In Gabe Klein’s exit interview with Chicago Mag, the outgoing transportation commissioner predicted that in the next few years, cities will be paying more attention to the correlation between lawbreaking by drivers and other kinds of crime.
“I think it’s a broken windows effect,” Klein said. “If you get control of the traffic crime, I think it can go a long way.”
He’s seen it in Chicago: “that correlation where you have people speeding, running stop signs, drunk driving, where you also have rape and muggings and murders.”
Former (and possibly future) NYPD Commissioner Bill Bratton recently alluded to a “broken windows” effect by which acceptance of common traffic violations leads to pervasive reckless driving. But Klein’s point is more intriguing, and leads to a world of solutions that can solve so much of what ails our cities.
In neighborhood consultations, when advocates ask residents what troubles them about their block, they often get a mix of answers, interlacing safety concerns about speeding cars with their fears about other types of violence. Livable streets advocates can try to address traffic safety by slowing traffic and allocating more street space to bikes and pedestrians, but residents still won’t let their kids walk to school by themselves because traffic calming by itself doesn’t address the problem of the thugs on the corner.
Or does it?
The federal government is betting that it does. U.S. DOT’s National Highway Traffic Safety Administration has partnered with the Department of Justice to study the link between traffic violence and other kinds of violence and crime. “Traditionally, criminal activity gets much of the focus of law enforcement agencies, while traffic safety issues often remain secondary,” wrote DOJ’s James Burch and NHTSA’s Michael Geraci. “[The Data-Driven Approach to Crime and Traffic Safety] uses traffic law enforcement as a primary means to address both.”
They’re seeking to implement what they call “place-based policing,” which the Police Foundation says is more efficient and effective than traditional “person-based policing.”
The Pedestrian and Bicycle Information Center studied the correlation of traffic crime and other crime [PDF]:
Although few studies of the relationship between traffic calming and crime prevention exist, there’s growing evidence that residents in neighborhoods with slower streets are more likely to take ownership of those streets and in so doing increase the surveillance that is key to deterring crime. The concept of “eyes on the street” or “eyes on the public space,” emphasized decades ago by urbanist and author Jane Jacobs clearly applies to traffic calming. Criminals will find a fast, unpleasant street lined with garage doors an easier target than a slow, quiet street watched over by motorists and people in homes with windows, porches, or front stoops. Motorists traveling at slower speeds are more aware of their surroundings and help deter crime.

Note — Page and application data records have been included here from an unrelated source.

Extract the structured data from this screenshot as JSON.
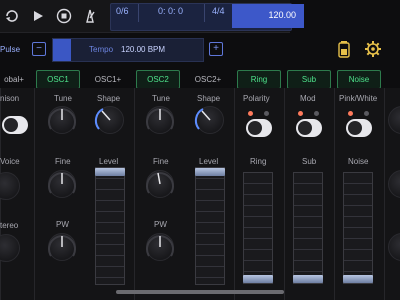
{
  "transport": {
    "position": "0/6",
    "time": "0: 0: 0",
    "signature": "4/4",
    "tempo_value": "120.00"
  },
  "preset": {
    "name": "Pulse",
    "tempo_label": "Tempo",
    "tempo_value": "120.00 BPM",
    "minus_label": "−",
    "plus_label": "+"
  },
  "tabs": [
    {
      "label": "obal+",
      "active": false
    },
    {
      "label": "OSC1",
      "active": true
    },
    {
      "label": "OSC1+",
      "active": false
    },
    {
      "label": "OSC2",
      "active": true
    },
    {
      "label": "OSC2+",
      "active": false
    },
    {
      "label": "Ring",
      "active": true
    },
    {
      "label": "Sub",
      "active": true
    },
    {
      "label": "Noise",
      "active": true
    }
  ],
  "global": {
    "unison": "nison",
    "voice": "Voice",
    "stereo": "tereo"
  },
  "osc1": {
    "tune": "Tune",
    "fine": "Fine",
    "pw": "PW",
    "shape": "Shape",
    "level": "Level",
    "level_value": 1.0
  },
  "osc2": {
    "tune": "Tune",
    "fine": "Fine",
    "pw": "PW",
    "shape": "Shape",
    "level": "Level",
    "level_value": 1.0
  },
  "ring": {
    "polarity": "Polarity",
    "label": "Ring",
    "level_value": 0.0
  },
  "sub": {
    "mod": "Mod",
    "label": "Sub",
    "level_value": 0.0
  },
  "noise": {
    "type": "Pink/White",
    "label": "Noise",
    "level_value": 0.0
  },
  "colors": {
    "accent": "#4ee28b",
    "blue": "#3d58c9",
    "knob_arc": "#5d8dff",
    "dot_on": "#ff7a5c"
  }
}
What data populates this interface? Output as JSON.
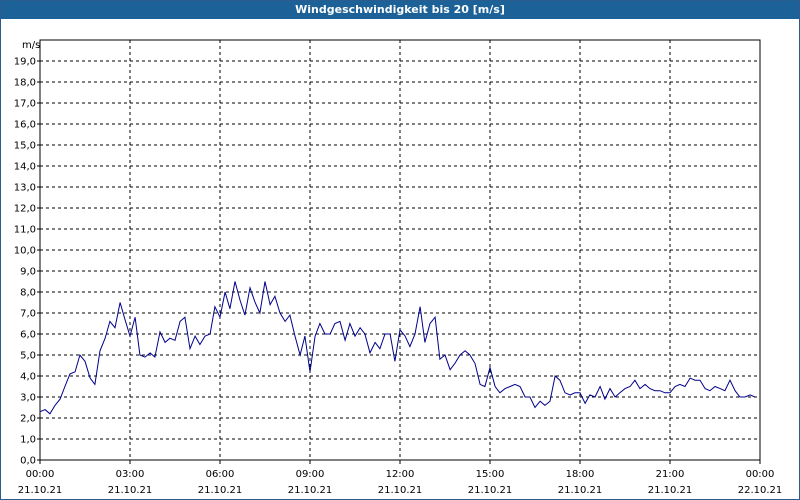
{
  "chart_data": {
    "type": "line",
    "title": "Windgeschwindigkeit bis 20 [m/s]",
    "ylabel": "m/s",
    "ylim": [
      0,
      20
    ],
    "y_ticks": [
      "0,0",
      "1,0",
      "2,0",
      "3,0",
      "4,0",
      "5,0",
      "6,0",
      "7,0",
      "8,0",
      "9,0",
      "10,0",
      "11,0",
      "12,0",
      "13,0",
      "14,0",
      "15,0",
      "16,0",
      "17,0",
      "18,0",
      "19,0"
    ],
    "x_ticks": [
      {
        "time": "00:00",
        "date": "21.10.21",
        "hour": 0
      },
      {
        "time": "03:00",
        "date": "21.10.21",
        "hour": 3
      },
      {
        "time": "06:00",
        "date": "21.10.21",
        "hour": 6
      },
      {
        "time": "09:00",
        "date": "21.10.21",
        "hour": 9
      },
      {
        "time": "12:00",
        "date": "21.10.21",
        "hour": 12
      },
      {
        "time": "15:00",
        "date": "21.10.21",
        "hour": 15
      },
      {
        "time": "18:00",
        "date": "21.10.21",
        "hour": 18
      },
      {
        "time": "21:00",
        "date": "21.10.21",
        "hour": 21
      },
      {
        "time": "00:00",
        "date": "22.10.21",
        "hour": 24
      }
    ],
    "xlim_hours": [
      0,
      24
    ],
    "grid": true,
    "line_color": "#00008b",
    "series": [
      {
        "hours": [
          0,
          0.17,
          0.33,
          0.5,
          0.67,
          0.83,
          1.0,
          1.17,
          1.33,
          1.5,
          1.67,
          1.83,
          2.0,
          2.17,
          2.33,
          2.5,
          2.67,
          2.83,
          3.0,
          3.17,
          3.33,
          3.5,
          3.67,
          3.83,
          4.0,
          4.17,
          4.33,
          4.5,
          4.67,
          4.83,
          5.0,
          5.17,
          5.33,
          5.5,
          5.67,
          5.83,
          6.0,
          6.17,
          6.33,
          6.5,
          6.67,
          6.83,
          7.0,
          7.17,
          7.33,
          7.5,
          7.67,
          7.83,
          8.0,
          8.17,
          8.33,
          8.5,
          8.67,
          8.83,
          9.0,
          9.17,
          9.33,
          9.5,
          9.67,
          9.83,
          10.0,
          10.17,
          10.33,
          10.5,
          10.67,
          10.83,
          11.0,
          11.17,
          11.33,
          11.5,
          11.67,
          11.83,
          12.0,
          12.17,
          12.33,
          12.5,
          12.67,
          12.83,
          13.0,
          13.17,
          13.33,
          13.5,
          13.67,
          13.83,
          14.0,
          14.17,
          14.33,
          14.5,
          14.67,
          14.83,
          15.0,
          15.17,
          15.33,
          15.5,
          15.67,
          15.83,
          16.0,
          16.17,
          16.33,
          16.5,
          16.67,
          16.83,
          17.0,
          17.17,
          17.33,
          17.5,
          17.67,
          17.83,
          18.0,
          18.17,
          18.33,
          18.5,
          18.67,
          18.83,
          19.0,
          19.17,
          19.33,
          19.5,
          19.67,
          19.83,
          20.0,
          20.17,
          20.33,
          20.5,
          20.67,
          20.83,
          21.0,
          21.17,
          21.33,
          21.5,
          21.67,
          21.83,
          22.0,
          22.17,
          22.33,
          22.5,
          22.67,
          22.83,
          23.0,
          23.17,
          23.33,
          23.5,
          23.67,
          23.83
        ],
        "values": [
          2.3,
          2.4,
          2.2,
          2.6,
          2.9,
          3.5,
          4.1,
          4.2,
          5.0,
          4.7,
          3.9,
          3.6,
          5.2,
          5.8,
          6.6,
          6.3,
          7.5,
          6.7,
          5.9,
          6.8,
          5.0,
          4.9,
          5.1,
          4.9,
          6.1,
          5.6,
          5.8,
          5.7,
          6.6,
          6.8,
          5.3,
          5.9,
          5.5,
          5.9,
          6.0,
          7.3,
          6.8,
          8.0,
          7.2,
          8.5,
          7.6,
          6.9,
          8.2,
          7.5,
          7.0,
          8.5,
          7.4,
          7.8,
          7.0,
          6.6,
          6.9,
          5.9,
          5.0,
          5.9,
          4.2,
          5.9,
          6.5,
          6.0,
          6.0,
          6.5,
          6.6,
          5.7,
          6.5,
          5.9,
          6.3,
          6.0,
          5.1,
          5.6,
          5.3,
          6.0,
          6.0,
          4.7,
          6.2,
          5.9,
          5.4,
          6.0,
          7.3,
          5.6,
          6.5,
          6.8,
          4.8,
          5.0,
          4.3,
          4.6,
          5.0,
          5.2,
          5.0,
          4.6,
          3.6,
          3.5,
          4.4,
          3.5,
          3.2,
          3.4,
          3.5,
          3.6,
          3.5,
          3.0,
          3.0,
          2.5,
          2.8,
          2.6,
          2.8,
          4.0,
          3.8,
          3.2,
          3.1,
          3.2,
          3.2,
          2.7,
          3.1,
          3.0,
          3.5,
          2.9,
          3.4,
          3.0,
          3.2,
          3.4,
          3.5,
          3.8,
          3.4,
          3.6,
          3.4,
          3.3,
          3.3,
          3.2,
          3.2,
          3.5,
          3.6,
          3.5,
          3.9,
          3.8,
          3.8,
          3.4,
          3.3,
          3.5,
          3.4,
          3.3,
          3.8,
          3.3,
          3.0,
          3.0,
          3.1,
          3.0
        ]
      }
    ]
  }
}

PBIC cites a 1969 study in San Francisco, conducted by UC Berkeley professor Donald Appleyard, which found “a clear correlation between traffic volumes and neighborhood residents interacting with their neighbors.” Appleyard’s landmark 1981 book, Livable Streets, reported that on streets with heavy traffic, “people had withdrawn from the street altogether,” while residents on more lightly trafficked streets were more engaged: “children played outdoors more, and there was more ownership and awareness.”
In Dayton, Ohio, residents of the Five Oaks neighborhood reduced crashes by 40 percent — and reduced neighborhood crime by 25 to 50 percent — by gating off their streets to motor vehicle through traffic, while allowing the free movement of people on foot or on bikes.
Traffic calming measures implemented in Palm Beach, Florida, had the auxiliary effect of solving problems the community had with drugs and prostitution. “Street crime decreased because traffic calming changed Old Northwood and Northboro Park residents’ relationship to their streets,” writes PBIC.
Landscaping and small-scale street improvements in a public housing community in Norfolk, Virginia, helped reduce crime dramatically. “Adding front porches and fences encouraged feelings of ownership; articulating entrances and re-landscaping public spaces created coherence and identity,” PBIC wrote. Police said calls dropped from 25 or 30 per day to two or three per week.
As New York and other places weigh the priority they put on traffic infractions in relation to other crimes, these are important issues to keep in mind. They might find they can kill two birds with one stone — or hatch two birds with one egg — by focusing on street safety.